The HHS alert warns that the following criteria are potential indicators of fraudulent vaccine offers:
- Advertisements or offers for early access to a vaccine upon payment of a deposit or fee.
- Requests to pay out of pocket to obtain the vaccine or to put your name on a COVID-19 vaccine waiting list.
- Offers to undergo additional medical testing or procedures when obtaining a vaccine.
- Marketers offering to sell and/or ship doses of a vaccine, domestically or internationally, in exchange for payment of a deposit or fee.
- Unsolicited emails, telephone calls or personal contact from someone claiming to be from a medical office, insurance company or COVID-19 vaccine center and requesting personal and/or medical information to determine eligibility to participate in clinical vaccine trials or obtain the vaccine.
- Claims of Food and Drug Administration (FDA) approval for a vaccine that cannot be verified.
- Advertisements for vaccines through social media platforms, emails, telephone calls, online or from unsolicited/unknown sources.
- Individuals contacting you in person, by phone or by email to tell you that government officials require you to receive a COVID-19 vaccine.
In addition, U.S. government agencies offer these tips for avoiding COVID-19 vaccine fraud:
- Consult your state's health department website for up-to-date information about authorized vaccine distribution channels.

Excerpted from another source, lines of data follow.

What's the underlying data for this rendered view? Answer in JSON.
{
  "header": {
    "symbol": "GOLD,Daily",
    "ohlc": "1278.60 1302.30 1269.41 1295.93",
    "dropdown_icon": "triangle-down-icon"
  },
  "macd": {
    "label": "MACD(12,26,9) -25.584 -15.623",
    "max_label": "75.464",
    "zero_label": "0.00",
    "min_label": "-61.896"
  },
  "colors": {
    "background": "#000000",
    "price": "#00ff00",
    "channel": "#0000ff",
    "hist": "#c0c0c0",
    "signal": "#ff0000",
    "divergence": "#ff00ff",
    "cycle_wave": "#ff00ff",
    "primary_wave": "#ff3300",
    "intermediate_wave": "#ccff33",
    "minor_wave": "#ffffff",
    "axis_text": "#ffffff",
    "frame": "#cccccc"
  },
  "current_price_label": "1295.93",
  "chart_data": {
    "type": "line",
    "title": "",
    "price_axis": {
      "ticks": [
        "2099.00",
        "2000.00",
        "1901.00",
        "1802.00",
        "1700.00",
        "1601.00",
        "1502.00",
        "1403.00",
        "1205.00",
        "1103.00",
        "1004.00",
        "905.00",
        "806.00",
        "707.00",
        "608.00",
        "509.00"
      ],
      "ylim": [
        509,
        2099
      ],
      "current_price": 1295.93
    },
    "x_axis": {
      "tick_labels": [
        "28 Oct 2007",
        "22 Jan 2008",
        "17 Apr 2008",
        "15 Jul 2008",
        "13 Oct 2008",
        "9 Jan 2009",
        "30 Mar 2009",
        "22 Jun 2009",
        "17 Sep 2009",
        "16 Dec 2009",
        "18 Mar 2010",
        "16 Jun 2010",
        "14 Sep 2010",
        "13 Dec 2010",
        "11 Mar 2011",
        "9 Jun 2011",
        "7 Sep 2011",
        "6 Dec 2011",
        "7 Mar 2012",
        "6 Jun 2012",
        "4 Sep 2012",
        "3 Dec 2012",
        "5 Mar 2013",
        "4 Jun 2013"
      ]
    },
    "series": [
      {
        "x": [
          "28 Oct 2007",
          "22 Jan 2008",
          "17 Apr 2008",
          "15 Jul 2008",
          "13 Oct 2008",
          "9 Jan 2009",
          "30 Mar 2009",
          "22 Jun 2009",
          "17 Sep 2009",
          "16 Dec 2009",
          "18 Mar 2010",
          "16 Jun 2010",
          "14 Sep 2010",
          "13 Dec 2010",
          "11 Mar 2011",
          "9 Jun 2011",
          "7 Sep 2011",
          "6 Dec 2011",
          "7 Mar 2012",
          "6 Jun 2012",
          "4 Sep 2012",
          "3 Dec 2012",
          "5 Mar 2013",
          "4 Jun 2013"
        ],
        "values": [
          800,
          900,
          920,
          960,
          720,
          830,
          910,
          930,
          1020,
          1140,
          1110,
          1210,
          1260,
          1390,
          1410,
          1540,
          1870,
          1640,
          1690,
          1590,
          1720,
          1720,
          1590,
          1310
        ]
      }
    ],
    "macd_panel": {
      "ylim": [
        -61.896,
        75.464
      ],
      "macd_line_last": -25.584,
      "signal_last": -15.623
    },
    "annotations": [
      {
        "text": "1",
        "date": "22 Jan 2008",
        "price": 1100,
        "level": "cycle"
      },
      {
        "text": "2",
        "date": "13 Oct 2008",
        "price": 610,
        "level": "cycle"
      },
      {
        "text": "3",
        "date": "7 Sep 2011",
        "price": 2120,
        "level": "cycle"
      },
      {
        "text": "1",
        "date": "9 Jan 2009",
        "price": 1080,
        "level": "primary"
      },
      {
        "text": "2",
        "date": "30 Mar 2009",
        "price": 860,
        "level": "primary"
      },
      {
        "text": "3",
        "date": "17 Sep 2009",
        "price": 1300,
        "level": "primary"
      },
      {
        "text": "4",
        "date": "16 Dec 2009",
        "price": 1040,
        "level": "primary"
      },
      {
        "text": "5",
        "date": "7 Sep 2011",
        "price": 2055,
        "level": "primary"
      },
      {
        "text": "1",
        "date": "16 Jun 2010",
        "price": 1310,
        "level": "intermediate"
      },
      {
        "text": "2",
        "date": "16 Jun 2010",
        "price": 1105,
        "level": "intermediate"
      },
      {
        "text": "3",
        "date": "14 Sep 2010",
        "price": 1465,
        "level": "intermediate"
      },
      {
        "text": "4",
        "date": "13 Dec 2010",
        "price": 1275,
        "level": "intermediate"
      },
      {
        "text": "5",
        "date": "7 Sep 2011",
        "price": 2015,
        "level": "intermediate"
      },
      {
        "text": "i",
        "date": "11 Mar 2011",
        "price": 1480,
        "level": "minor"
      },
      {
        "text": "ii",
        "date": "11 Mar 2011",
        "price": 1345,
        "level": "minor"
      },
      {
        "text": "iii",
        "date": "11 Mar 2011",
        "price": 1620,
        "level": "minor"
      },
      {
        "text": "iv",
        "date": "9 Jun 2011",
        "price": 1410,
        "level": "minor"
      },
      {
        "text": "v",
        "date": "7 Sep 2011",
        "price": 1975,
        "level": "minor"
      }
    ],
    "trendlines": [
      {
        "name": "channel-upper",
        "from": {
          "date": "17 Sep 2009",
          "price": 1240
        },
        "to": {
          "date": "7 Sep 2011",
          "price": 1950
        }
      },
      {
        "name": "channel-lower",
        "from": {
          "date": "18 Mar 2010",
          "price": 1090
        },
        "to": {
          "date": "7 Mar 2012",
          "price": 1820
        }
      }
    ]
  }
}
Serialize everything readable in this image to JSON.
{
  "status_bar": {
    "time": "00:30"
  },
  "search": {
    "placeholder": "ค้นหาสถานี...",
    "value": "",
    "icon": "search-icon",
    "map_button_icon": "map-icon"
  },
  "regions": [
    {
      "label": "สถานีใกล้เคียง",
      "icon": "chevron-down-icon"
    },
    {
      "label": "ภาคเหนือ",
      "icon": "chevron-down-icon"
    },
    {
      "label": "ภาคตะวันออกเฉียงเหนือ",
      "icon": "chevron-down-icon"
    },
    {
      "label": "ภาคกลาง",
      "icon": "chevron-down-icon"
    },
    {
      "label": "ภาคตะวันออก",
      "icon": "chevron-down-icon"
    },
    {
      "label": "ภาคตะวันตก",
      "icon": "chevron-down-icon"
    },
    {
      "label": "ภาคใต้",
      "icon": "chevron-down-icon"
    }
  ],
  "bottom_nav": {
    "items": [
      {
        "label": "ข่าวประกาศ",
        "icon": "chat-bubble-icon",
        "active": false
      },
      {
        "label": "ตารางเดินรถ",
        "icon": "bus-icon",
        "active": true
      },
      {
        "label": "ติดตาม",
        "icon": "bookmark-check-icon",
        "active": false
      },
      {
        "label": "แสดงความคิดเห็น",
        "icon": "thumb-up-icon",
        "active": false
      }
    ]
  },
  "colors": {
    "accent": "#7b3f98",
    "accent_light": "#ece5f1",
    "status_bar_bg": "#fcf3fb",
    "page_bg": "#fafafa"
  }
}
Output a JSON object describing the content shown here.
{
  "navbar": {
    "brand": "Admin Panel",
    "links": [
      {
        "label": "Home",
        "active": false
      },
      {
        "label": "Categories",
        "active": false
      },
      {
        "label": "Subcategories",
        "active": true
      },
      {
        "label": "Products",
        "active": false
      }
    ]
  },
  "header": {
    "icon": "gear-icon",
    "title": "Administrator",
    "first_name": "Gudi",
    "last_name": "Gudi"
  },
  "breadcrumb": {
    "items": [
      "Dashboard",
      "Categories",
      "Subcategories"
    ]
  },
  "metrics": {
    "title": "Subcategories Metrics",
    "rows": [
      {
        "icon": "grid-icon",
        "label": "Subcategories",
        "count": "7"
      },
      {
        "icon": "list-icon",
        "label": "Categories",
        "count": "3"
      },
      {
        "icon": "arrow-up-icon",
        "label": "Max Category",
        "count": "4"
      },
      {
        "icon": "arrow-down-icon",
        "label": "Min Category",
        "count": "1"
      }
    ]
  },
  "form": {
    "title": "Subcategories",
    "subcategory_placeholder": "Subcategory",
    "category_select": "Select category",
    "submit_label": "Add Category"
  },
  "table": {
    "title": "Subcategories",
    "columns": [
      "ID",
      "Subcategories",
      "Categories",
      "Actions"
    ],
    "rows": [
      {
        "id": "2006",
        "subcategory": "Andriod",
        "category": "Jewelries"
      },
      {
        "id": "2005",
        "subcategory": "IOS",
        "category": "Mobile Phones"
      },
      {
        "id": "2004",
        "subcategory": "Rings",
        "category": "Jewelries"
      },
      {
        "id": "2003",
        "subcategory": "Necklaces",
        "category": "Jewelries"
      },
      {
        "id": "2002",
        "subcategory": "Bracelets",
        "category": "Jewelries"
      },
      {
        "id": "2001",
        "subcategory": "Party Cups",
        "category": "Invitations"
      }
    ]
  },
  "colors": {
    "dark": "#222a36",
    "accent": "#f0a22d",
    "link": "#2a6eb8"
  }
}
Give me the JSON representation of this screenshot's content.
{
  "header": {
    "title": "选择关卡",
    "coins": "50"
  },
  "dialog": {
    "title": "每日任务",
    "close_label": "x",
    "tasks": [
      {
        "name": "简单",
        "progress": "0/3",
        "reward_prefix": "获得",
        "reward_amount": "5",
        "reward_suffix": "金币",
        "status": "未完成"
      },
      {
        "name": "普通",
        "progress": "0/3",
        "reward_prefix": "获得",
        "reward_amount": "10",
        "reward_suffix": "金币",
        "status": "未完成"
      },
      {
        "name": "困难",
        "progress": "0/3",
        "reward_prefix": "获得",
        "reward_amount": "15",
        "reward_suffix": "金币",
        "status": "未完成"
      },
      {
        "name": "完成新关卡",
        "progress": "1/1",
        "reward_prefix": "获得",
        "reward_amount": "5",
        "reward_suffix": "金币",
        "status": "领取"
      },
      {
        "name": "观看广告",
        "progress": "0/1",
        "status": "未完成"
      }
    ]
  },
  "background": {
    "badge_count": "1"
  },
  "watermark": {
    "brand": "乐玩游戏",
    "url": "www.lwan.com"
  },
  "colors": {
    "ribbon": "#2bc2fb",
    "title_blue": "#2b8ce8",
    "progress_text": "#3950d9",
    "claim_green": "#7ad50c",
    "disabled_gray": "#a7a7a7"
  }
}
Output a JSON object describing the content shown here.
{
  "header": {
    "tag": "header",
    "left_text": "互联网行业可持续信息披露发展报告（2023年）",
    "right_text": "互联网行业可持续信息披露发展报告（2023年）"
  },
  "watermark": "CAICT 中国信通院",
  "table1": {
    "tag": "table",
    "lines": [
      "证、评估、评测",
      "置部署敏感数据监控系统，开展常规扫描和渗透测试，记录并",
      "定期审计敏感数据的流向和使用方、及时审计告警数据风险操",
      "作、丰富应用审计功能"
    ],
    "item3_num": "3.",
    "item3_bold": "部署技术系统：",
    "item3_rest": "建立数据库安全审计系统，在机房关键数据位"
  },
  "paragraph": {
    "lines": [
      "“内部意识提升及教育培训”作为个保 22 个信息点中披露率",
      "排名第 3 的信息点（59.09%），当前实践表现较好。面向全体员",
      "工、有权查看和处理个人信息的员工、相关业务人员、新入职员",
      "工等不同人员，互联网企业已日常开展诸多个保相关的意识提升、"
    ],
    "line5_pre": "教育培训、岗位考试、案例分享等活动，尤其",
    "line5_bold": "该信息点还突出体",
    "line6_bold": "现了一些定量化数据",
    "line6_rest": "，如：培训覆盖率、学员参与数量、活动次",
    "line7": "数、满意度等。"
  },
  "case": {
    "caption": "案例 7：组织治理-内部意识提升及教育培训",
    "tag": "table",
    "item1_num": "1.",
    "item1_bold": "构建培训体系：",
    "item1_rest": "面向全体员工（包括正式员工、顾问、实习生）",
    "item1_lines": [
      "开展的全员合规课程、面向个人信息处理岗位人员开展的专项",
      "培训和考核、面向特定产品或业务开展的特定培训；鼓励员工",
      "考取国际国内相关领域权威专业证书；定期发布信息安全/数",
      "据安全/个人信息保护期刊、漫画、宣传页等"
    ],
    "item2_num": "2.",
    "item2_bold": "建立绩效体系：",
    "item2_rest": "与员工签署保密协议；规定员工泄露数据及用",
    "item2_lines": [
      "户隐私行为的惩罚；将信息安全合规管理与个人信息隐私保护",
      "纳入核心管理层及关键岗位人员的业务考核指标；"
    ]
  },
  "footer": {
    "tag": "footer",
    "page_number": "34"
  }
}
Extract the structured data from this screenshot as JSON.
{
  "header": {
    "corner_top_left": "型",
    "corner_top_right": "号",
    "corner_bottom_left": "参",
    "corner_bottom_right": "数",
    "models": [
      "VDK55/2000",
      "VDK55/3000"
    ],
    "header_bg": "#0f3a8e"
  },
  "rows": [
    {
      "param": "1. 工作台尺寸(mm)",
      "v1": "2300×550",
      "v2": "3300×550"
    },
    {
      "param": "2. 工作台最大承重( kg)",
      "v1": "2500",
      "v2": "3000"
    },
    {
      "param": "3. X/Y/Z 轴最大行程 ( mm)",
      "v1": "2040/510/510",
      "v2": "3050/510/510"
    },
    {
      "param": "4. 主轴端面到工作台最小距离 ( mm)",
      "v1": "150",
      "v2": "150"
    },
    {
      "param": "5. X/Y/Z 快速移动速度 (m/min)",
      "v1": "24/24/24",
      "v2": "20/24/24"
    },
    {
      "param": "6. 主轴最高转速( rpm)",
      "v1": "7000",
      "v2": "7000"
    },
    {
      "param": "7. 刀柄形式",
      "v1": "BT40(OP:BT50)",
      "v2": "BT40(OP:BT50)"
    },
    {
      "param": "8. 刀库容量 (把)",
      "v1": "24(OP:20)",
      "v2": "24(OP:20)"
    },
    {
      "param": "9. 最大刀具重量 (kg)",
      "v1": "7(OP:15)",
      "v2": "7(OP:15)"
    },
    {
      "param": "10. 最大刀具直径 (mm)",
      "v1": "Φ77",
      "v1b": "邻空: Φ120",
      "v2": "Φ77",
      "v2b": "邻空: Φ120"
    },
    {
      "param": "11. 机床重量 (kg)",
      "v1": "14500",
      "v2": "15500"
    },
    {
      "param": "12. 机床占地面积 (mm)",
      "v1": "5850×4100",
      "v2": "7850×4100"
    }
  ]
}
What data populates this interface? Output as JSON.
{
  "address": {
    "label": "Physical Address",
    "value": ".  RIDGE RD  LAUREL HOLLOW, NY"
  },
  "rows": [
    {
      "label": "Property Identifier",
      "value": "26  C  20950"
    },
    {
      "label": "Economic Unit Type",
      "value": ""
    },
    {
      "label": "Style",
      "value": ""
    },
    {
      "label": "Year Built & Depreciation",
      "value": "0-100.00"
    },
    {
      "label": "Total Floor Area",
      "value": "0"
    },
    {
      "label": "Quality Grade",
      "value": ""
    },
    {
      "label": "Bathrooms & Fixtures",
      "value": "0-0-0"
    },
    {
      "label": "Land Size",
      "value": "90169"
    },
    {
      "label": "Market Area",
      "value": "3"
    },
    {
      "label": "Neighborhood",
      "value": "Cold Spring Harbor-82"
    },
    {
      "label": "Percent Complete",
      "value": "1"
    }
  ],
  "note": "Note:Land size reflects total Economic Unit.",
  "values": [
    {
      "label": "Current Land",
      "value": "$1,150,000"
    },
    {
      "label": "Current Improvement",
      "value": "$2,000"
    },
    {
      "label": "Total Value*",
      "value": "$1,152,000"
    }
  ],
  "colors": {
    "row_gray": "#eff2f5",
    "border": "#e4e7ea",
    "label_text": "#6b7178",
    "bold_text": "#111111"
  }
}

Obtain a vaccine only through such channels.
- Check the FDA's website for current information about vaccine emergency use authorizations.
- Consult your primary care physician before having any vaccination.
- Don't share your personal or health information with anyone other than known, trusted medical professionals.
- Check your medical bills and insurance explanation of benefits (EOBs) for suspicious claims, and promptly report errors to your health insurance provider.
- Follow guidance from the U.S. Centers for Disease Control and Prevention and other trusted medical professionals.
Lastly, once you have had your vaccine, don’t share a photo of your vaccine on social media! Remember, it does have personal information on it that could help thieves in an identity theft situation.
I know it’s hard to be patient. Although I was extremely lucky to track down a last-minute vaccine appointment and websites such as Dr. B are rolling out to help expand this option, I’m anxiously waiting for the green light for the rest of my family to be vaccinated. But to avoid being fleeced today, and potentially being a victim of downstream identity theft, there’s no way I’ll take the bait on a COVID vaccine scam. I know you won’t, either.
To keep up with my latest thoughts on combatting scammers, fraudsters and financial criminals, follow me on Twitter @LizFightsFraud.